EXERCISE DIRECTIONS >>
Keep every line of the data below that has the string "Angle" and present those lines.

DATA SUPPLIED >>
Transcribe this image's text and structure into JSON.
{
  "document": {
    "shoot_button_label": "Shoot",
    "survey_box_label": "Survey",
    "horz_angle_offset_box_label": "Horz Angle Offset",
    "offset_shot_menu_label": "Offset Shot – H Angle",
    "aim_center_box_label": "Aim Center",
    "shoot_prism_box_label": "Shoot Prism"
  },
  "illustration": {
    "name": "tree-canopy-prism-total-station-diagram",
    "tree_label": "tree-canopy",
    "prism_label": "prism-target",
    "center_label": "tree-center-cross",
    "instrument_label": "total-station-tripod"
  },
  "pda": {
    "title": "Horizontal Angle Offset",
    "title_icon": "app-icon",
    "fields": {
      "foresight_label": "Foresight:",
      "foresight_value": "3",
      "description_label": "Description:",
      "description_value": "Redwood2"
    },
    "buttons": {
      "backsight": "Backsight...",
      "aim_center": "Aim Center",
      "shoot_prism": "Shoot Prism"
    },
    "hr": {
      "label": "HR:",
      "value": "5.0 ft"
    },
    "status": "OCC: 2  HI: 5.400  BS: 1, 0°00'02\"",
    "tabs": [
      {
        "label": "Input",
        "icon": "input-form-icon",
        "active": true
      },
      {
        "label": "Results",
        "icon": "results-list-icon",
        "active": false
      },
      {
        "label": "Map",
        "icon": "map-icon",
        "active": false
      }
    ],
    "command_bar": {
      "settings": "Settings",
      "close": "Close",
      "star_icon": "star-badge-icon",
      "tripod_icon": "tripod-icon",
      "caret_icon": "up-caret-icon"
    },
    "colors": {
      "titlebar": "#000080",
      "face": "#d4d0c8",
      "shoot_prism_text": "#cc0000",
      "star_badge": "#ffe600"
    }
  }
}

RESULT OF THIS TASK >>
    "horz_angle_offset_box_label": "Horz Angle Offset",
    "offset_shot_menu_label": "Offset Shot – H Angle",
    "title": "Horizontal Angle Offset",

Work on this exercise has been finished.